Sharks - by Nicholas
After gathering all of the information, I had the students begin an Inspiration diagram about their animal. The diagram had three levels: The main topic (the animal); the research category (physical traits, habitats, etc.); and the information that the students found. After all the information was entered (the rapid fire feature in Inspiration makes this step go quickly), the students were then instructed on how to arrange their diagrams to better display their findings in a hierarchal way.
Watch this video to see how rapid fire works.
Monkeys - by Ellen
The open-endedness of this project made differentiation effortless. Some students were able to get their research organized with a few facts and display it in an organized way. There were others who listed over 30 facts on their given animal, and then went on to change the font, create new line colors, add new shapes, and insert pictures. Read more of this post
One of my 4th grade classes is about to embark on a research project, so in a recent lesson, I decided to teach and hone their research skills. Not wanting to go the standard route of, how to Google more efficiently, I chose to select 2 topics, have the students search for information on one of those topics, and then share what they have learned. The 2 topics students could choose from were, the Tree Octopus and All About Explorers. (Note: I did skew the activity purposefully by telling them that they had to search for those exact phrases).
Most students went directly to Google and without much thought clicked on the first link and began writing down “factual” information about their chosen topic. Some facts that were discovered included:
Christopher Columbus was born in 1951 in Sydney, Australia.
Marco Polo, Bill Gates, and Sam Walton, helped finance Magellan’s expedition to the Spice Islands.
Lewis and Clark were inspired to become world-famous explorers after being mesmerized by the stunning color photographs in National Geographic magazine.
The Pacific Northwest tree octopus (Octopus paxarbolis) can be found in the temperate rainforests of the Olympic Peninsula on the west coast of North America.

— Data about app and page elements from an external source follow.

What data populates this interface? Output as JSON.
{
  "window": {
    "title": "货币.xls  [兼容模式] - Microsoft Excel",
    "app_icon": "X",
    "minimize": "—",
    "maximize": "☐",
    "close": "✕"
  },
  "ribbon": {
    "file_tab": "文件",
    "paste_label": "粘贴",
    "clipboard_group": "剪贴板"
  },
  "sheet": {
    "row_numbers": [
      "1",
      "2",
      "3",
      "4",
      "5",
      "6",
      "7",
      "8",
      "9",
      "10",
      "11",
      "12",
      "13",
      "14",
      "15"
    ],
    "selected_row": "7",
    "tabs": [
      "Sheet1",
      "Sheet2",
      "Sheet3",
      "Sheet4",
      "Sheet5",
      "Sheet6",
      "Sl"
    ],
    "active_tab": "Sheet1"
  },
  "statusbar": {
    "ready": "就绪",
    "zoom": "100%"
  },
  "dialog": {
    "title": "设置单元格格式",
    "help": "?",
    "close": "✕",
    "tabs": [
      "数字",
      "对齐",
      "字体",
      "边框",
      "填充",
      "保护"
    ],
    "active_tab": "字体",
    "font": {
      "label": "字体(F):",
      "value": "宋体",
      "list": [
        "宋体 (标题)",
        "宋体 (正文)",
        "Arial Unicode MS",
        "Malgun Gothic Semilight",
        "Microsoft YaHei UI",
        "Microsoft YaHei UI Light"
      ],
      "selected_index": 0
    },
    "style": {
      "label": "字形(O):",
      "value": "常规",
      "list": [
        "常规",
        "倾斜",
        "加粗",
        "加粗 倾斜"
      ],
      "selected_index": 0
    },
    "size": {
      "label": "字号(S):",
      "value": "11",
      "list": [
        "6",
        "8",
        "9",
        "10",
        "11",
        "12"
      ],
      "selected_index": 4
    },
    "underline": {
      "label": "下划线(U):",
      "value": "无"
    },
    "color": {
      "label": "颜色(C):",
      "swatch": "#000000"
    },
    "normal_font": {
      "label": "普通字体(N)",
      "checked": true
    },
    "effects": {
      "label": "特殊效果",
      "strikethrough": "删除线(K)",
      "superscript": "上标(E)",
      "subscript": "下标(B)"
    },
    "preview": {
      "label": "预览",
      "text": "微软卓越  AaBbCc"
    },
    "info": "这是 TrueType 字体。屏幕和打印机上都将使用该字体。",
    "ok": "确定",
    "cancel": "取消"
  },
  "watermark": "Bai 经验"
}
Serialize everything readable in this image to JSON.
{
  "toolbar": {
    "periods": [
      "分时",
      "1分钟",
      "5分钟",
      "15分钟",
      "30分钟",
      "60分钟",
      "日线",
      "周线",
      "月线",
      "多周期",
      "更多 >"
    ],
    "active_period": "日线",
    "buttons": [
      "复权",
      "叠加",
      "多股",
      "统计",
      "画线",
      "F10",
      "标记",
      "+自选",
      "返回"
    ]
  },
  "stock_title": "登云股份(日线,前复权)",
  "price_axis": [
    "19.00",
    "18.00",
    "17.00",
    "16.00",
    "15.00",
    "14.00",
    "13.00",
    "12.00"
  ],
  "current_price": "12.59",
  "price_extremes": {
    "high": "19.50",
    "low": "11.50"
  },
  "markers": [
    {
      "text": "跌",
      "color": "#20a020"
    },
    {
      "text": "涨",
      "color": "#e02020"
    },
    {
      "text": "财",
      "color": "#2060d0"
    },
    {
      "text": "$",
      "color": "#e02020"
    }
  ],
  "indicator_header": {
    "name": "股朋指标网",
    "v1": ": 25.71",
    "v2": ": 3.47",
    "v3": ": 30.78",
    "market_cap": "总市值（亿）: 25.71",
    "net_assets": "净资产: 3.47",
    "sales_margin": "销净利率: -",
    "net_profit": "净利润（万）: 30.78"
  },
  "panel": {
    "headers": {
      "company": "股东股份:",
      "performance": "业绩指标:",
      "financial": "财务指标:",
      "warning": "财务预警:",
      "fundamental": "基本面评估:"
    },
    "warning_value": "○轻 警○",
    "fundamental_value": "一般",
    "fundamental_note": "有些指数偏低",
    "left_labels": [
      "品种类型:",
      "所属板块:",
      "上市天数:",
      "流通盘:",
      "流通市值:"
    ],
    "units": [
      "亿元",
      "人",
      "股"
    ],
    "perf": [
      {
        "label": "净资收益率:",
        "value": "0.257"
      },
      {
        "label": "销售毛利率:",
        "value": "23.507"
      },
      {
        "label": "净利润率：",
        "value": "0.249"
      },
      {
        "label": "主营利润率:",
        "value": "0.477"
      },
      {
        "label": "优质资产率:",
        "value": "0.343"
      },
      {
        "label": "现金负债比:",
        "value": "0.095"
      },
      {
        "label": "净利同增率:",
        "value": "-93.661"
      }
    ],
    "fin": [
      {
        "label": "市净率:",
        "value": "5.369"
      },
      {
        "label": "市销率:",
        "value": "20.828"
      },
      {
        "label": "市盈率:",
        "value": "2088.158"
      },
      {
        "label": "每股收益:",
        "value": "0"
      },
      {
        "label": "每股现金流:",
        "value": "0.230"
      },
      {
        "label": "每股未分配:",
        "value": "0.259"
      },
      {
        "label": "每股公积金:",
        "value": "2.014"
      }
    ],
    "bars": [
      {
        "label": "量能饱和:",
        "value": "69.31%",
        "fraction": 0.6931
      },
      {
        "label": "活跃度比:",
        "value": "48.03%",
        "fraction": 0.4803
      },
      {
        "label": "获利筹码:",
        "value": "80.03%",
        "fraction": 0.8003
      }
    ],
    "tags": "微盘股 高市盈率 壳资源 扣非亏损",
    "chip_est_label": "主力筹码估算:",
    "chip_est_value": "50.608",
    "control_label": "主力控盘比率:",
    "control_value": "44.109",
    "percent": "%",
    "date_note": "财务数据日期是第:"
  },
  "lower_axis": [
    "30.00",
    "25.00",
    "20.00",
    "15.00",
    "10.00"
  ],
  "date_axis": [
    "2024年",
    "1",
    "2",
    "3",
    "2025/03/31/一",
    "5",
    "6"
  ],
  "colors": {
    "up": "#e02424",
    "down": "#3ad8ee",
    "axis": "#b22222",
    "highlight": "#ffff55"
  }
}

Unlike most other cephalopods, tree octopuses are amphibious, spending only their early life and the period of their mating season in their ancestral aquatic environment.
Tree octopuses have eyesight comparable to humans.
And so on…
Actual "sighting" of the tree octopus
The students shared their findings with the class and as the discussion moved on, several of the students began to see some flaws in our research. We then began to inspect the websites more carefully and found many erroneous claims and facts throughout. The students were stupefied and couldn’t believe that there were websites that look so real (one student said, “They even have pictures!”) but lie. They were even more amazed that these were the first two hits that Google presented them in their search. We continued the discussion with what to look for in websites that are reputable, using the “5 W’s”: Who, What, When, Where, and Why, looking for url suffixes (.edu, .gov, etc.), and how to double-check sources.
I’ve done many internet research lessons in the past but none have the lasting impact that this does. The kids jump right into the task and roll along smoothly, impressed with how easy the task is and what good researchers they are. The harsh dose of reality at the culmination of the lesson truly sticks with students and really makes them think about facts and information they find on the web.